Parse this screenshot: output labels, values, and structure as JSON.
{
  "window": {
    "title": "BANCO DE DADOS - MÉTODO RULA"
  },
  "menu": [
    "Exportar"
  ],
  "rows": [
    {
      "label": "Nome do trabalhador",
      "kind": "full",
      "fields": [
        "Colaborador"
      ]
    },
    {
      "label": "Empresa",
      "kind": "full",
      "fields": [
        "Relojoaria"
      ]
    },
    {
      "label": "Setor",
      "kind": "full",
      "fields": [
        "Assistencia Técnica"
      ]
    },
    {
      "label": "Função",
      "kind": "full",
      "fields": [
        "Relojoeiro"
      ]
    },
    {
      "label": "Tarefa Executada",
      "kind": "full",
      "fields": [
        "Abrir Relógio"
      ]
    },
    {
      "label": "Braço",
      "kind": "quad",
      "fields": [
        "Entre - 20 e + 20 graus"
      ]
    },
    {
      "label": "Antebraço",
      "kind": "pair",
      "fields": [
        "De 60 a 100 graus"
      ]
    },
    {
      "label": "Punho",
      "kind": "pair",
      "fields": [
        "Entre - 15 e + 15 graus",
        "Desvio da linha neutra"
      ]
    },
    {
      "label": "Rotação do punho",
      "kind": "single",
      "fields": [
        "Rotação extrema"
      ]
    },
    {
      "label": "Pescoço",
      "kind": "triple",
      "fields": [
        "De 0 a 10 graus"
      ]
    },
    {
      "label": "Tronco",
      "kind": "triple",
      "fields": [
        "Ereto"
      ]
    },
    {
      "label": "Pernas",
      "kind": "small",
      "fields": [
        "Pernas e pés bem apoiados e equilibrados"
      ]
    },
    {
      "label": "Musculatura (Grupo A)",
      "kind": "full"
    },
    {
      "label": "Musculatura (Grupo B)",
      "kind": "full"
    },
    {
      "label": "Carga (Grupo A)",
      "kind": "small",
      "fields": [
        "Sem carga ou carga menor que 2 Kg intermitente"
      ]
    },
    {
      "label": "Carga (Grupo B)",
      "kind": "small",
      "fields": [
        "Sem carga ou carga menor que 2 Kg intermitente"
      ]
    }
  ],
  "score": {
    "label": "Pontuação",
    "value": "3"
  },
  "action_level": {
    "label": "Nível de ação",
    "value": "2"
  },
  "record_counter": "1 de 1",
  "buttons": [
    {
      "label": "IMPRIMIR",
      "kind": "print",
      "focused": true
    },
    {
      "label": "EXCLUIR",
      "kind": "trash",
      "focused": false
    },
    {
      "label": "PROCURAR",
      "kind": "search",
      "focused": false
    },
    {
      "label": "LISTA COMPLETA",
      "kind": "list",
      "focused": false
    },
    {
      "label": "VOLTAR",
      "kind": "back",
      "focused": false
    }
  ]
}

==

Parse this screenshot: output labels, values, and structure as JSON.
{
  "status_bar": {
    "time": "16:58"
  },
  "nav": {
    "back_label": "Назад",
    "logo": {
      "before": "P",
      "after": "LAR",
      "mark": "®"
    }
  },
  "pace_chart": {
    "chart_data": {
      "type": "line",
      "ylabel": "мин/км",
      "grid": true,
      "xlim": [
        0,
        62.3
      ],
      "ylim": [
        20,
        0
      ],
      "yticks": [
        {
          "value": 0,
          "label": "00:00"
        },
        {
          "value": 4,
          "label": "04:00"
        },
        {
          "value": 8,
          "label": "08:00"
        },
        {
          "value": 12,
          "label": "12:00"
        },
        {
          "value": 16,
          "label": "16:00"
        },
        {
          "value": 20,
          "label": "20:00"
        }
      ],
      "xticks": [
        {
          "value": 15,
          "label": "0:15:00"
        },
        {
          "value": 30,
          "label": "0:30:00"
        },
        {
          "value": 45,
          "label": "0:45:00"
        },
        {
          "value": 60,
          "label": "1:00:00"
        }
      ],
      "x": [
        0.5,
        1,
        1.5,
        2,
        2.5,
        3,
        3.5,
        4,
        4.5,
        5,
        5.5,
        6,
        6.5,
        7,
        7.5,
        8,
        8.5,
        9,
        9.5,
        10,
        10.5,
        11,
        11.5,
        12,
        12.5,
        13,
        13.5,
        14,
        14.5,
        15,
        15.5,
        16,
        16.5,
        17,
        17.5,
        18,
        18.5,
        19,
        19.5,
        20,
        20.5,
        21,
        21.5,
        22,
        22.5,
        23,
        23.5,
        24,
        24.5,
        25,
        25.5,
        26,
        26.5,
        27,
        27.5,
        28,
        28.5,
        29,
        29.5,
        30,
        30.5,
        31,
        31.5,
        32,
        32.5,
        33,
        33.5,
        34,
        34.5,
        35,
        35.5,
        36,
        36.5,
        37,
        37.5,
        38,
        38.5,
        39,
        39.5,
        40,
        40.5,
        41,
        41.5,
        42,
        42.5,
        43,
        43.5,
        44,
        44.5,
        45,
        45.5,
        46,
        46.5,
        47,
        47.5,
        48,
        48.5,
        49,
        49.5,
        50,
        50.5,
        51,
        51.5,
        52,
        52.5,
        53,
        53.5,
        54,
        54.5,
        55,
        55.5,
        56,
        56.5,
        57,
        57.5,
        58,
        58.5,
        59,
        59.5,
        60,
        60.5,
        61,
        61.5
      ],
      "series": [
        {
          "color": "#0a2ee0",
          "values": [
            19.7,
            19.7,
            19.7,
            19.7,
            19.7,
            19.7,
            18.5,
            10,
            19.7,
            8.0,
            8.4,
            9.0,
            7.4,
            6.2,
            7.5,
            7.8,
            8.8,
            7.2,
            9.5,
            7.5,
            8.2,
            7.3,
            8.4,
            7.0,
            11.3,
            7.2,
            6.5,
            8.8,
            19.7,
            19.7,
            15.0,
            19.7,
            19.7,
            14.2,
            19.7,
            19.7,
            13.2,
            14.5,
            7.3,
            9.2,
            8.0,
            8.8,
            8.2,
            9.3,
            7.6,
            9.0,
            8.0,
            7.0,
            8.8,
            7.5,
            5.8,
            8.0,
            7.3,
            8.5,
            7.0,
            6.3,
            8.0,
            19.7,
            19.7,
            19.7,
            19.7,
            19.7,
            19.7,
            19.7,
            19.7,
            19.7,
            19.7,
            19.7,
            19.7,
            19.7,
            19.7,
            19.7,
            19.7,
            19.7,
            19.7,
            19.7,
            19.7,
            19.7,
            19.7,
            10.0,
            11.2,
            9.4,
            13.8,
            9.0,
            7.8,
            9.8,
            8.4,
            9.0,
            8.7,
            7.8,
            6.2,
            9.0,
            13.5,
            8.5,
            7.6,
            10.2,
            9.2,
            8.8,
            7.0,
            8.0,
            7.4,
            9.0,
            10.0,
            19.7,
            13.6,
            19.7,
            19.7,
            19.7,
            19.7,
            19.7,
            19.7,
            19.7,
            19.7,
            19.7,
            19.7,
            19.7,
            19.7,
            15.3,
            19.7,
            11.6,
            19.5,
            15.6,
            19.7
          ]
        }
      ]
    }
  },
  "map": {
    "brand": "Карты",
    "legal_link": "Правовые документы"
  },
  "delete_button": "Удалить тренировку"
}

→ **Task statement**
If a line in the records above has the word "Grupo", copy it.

→ **Exercise result**
      "label": "Musculatura (Grupo A)",
      "label": "Musculatura (Grupo B)",
      "label": "Carga (Grupo A)",
      "label": "Carga (Grupo B)",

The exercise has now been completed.